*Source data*
"""

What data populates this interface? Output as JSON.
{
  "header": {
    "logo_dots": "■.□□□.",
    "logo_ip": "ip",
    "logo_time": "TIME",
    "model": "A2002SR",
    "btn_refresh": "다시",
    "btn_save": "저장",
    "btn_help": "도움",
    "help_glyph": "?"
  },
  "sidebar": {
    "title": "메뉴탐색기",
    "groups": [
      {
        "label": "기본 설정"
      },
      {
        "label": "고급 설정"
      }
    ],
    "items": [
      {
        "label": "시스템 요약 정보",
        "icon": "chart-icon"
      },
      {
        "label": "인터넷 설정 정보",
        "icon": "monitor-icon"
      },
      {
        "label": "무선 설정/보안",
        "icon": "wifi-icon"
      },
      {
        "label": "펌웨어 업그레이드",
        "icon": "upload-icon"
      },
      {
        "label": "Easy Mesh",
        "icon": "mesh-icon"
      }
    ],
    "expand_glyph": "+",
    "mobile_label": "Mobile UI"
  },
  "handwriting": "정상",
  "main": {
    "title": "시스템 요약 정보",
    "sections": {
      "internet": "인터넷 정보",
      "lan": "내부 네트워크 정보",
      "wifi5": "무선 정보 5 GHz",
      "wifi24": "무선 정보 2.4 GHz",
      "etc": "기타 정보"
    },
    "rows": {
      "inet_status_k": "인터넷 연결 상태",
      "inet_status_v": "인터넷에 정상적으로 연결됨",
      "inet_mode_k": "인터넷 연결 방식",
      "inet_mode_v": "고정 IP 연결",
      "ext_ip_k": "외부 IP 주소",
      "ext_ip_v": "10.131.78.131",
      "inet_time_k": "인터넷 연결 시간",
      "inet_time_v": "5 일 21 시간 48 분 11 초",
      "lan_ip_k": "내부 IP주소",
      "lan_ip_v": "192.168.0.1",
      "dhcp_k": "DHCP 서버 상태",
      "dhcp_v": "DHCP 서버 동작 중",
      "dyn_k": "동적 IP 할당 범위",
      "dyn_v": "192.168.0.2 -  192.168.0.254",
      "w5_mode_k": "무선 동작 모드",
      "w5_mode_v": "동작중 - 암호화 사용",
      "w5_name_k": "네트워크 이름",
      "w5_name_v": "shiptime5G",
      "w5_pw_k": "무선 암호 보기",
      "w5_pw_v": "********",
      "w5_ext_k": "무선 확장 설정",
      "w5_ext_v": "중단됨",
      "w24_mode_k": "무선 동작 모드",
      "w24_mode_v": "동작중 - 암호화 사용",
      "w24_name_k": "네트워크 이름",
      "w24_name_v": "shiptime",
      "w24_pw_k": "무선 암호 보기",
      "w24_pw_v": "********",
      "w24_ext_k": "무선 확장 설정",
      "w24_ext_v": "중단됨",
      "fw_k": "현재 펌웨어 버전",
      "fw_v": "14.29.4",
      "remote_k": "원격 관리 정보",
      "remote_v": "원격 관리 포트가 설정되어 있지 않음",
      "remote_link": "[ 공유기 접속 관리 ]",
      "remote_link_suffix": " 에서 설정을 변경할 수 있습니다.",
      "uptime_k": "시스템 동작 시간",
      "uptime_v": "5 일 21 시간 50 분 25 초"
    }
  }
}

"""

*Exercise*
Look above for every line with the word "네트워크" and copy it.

*Task result*
      "lan": "내부 네트워크 정보",
      "w5_name_k": "네트워크 이름",
      "w24_name_k": "네트워크 이름",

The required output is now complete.